Two years after war, readiness in the North remains debatable

Safed city spokesman: Government has transferred funding but it's not enough.

bobm shelter in nahariya (photo credit: AP)
bobm shelter in nahariya
(photo credit: AP)
Two years after the Second Lebanon War, in which thousands of Hizbullah rockets pounded the North, two major cities in the region are painting vastly different pictures of preparedness if the same reality were to strike again today. Haifa Mayor Yona Yahav told The Jerusalem Post on Wednesday that Haifa was probably the most prepared city for another scenario like the Second Lebanon War, which broke out on July 12, 2006. "All the city's public bomb shelters are ready and prepared, and we're in the course of building 1,000 fortified rooms in private apartment buildings. With money received from donations, we have uploaded the entire school system to the Internet, so if a war breaks out again, pupils will be able to continue their school routine from home." Yahav told the Post that the city's mobile war room had also been upgraded and social programs had been established to meet the needs of various populations in the city in case of an emergency. The mayor also explained that all of the money promised by the government for rehabilitation of houses and infrastructure had been transferred to the city and its residents, except for NIS 30 million from the Tourism Ministry for development of the city's tourist attractions. That money was delayed, but is expected soon. "Three months after the war, all the ruined and damaged houses were repaired and in good, livable shape, except for the houses of the residents from the [Arab] neighborhood of Wadi Nisnas," Yahav said. "But in the next few weeks, they are due to enter newly built homes that were built with the government's money." To the northeast, however, Safed city spokesman Moshe Tochana said that not one new bomb shelter had been built since the war ended in 2006. "It's partly because Safed is an ancient city and the old city wasn't built with bomb shelters," Tochana explained. "But we haven't received all of the money that was earmarked for us from the government, and there is a shortage of bomb shelters in the city." Tochana said the bulk of the repair work in the city after the war had been done by volunteers from America - specifically from New York and Palm Beach, Florida - who came to assist northern residents in their efforts to rebuild. "They did amazing work," he said of the young Americans who helped repair damaged homes and upgrade old shelters. "The government on the other hand, has only made minimal repairs. They've fixed electric services, water, but these are things they had to do anyway. The road to the hospital was repaired after the war, but it needed work for years. So what does that mean, it takes a war to get the road to the hospital fixed?" The Prime Minister's Office categorically rejected Tochana's remarks, saying that the government had been helping northern communities since the start of the war. "We allocated NIS 2.75 billion for the northern communities, which is a huge amount," said Prime Minister's Office spokesman Mark Regev. "That money has been transferred to the communities.
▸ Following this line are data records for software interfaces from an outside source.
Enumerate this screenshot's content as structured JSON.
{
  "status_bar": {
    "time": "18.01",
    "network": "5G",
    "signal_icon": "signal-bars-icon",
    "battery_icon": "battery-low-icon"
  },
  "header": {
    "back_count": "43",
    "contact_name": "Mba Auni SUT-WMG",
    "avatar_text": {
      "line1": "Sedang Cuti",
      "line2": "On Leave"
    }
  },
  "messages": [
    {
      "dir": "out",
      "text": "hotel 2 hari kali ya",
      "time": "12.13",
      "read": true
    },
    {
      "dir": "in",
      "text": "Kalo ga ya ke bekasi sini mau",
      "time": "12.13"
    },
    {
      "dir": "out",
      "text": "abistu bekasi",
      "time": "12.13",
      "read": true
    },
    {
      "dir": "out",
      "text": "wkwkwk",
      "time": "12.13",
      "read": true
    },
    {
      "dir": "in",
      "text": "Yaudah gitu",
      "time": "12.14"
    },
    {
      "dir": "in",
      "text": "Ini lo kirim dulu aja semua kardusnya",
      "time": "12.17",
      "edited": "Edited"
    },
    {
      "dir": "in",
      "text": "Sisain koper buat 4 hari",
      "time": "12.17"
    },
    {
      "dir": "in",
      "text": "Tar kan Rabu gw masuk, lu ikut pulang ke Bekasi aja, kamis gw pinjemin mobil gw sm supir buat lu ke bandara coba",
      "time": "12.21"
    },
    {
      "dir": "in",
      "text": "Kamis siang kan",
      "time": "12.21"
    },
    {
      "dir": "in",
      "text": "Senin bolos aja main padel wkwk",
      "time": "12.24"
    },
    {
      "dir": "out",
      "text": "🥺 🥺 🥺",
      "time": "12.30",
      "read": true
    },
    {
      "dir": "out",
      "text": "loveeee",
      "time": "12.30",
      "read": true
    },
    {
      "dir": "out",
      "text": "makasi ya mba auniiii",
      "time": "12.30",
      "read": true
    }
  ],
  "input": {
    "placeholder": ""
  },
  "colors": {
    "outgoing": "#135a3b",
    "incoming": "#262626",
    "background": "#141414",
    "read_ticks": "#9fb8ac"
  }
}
It's already been done." Tochana admitted that the government had, in fact, transferred funding to Safed, but he stressed that it wasn't enough and that much of the financing for repairs had come from donors in America and other locations abroad. Still, regarding the readiness of his city if another war were to break out, Tochana said he was relying on the spirit of the city's residents, not the government. "Safed is a city with a lot of faith," he said. "It's one of the holiest cities in Israel. We have a civilian network in place to deal with situations that might arise, and I believe the residents of Safed will be able to pull themselves through."